Using Sensor Data to Inform and Evaluate Environmental Initiatives
Fellows: Nadya Calderon, Scott Cambo, Christopher Lazarus, Raphael Stern
Mentor: Varun Chandola
Project Partner: Conservation International
[Project Blog Post]
Conservation International (CI) is a non-profit organization that works to protect nature through scientific research and partnerships with communities, industry, and governments. A key aspect for evaluating the impact of conservation projects is to account for natural capital — ecosystem goods and services, such as fresh water, flood control, agriculture, and forest products.
The Tropical Ecology, Assessment and Monitoring (TEAM) Network, originally created by CI, is now a partnership among CI, the Smithsonian Institution, and the Wildlife Conservation Society. TEAM’s global network of scientists is collecting and distributing near-real-time data on trends in biodiversity, climate, land cover change and ecosystem services. In many sites, TEAM collects sensor data to understand the status of tropical ecosystems in terms of meteorological variables, vegetation, and wildlife in the tropical forest. When triggered by motion, camera traps deployed throughout these sites take a photograph and record the temperature.
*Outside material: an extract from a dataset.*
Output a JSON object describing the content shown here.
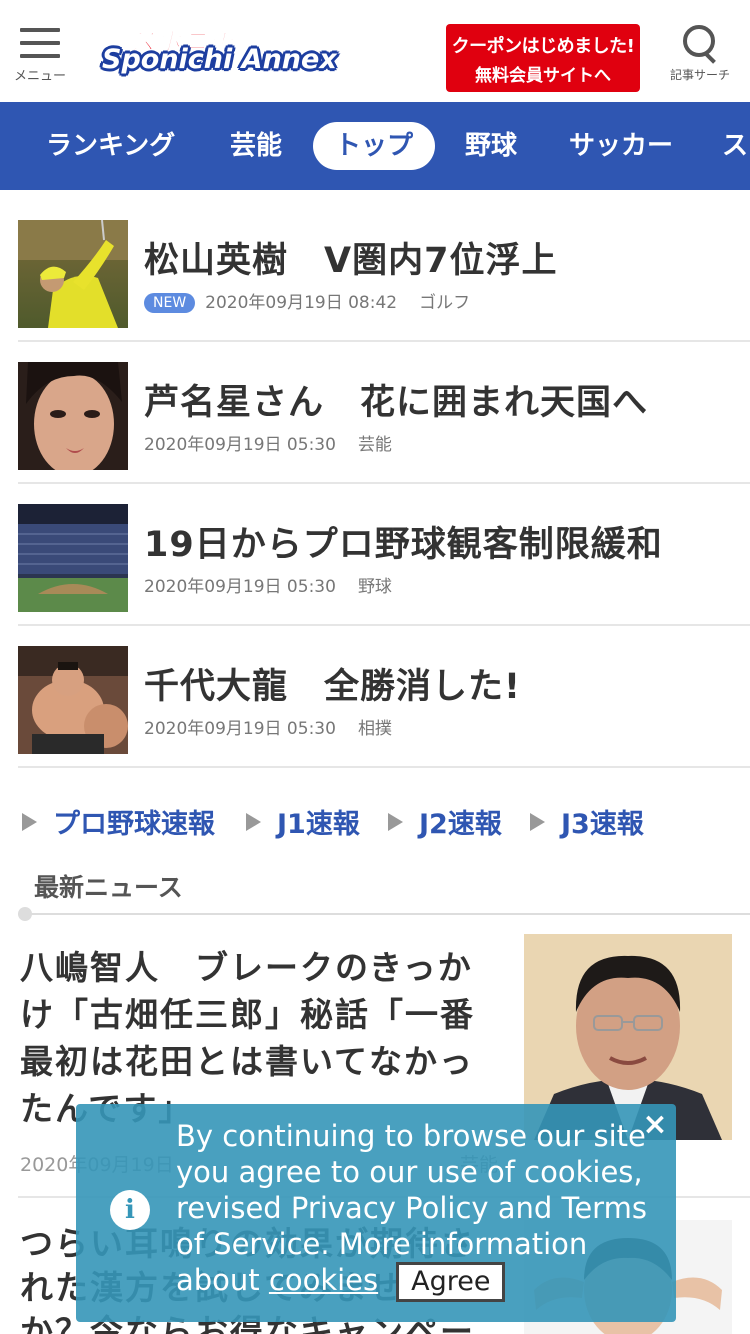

To help TEAM get the most information from this sensor network, we developed an algorithm for interpolating and extrapolating camera trap data to generate micro-climate information for protected sites. TEAM is now able to use the algorithm to better understand how micro-climate changes are related to the patterns of movement of vertebrate species that have a very narrow temperature window of comfort. The project helped CI and other environmental organizations understand how this high-resolution, spatiotemporal data can assist current and future monitoring initiatives.
You can read more about this project here.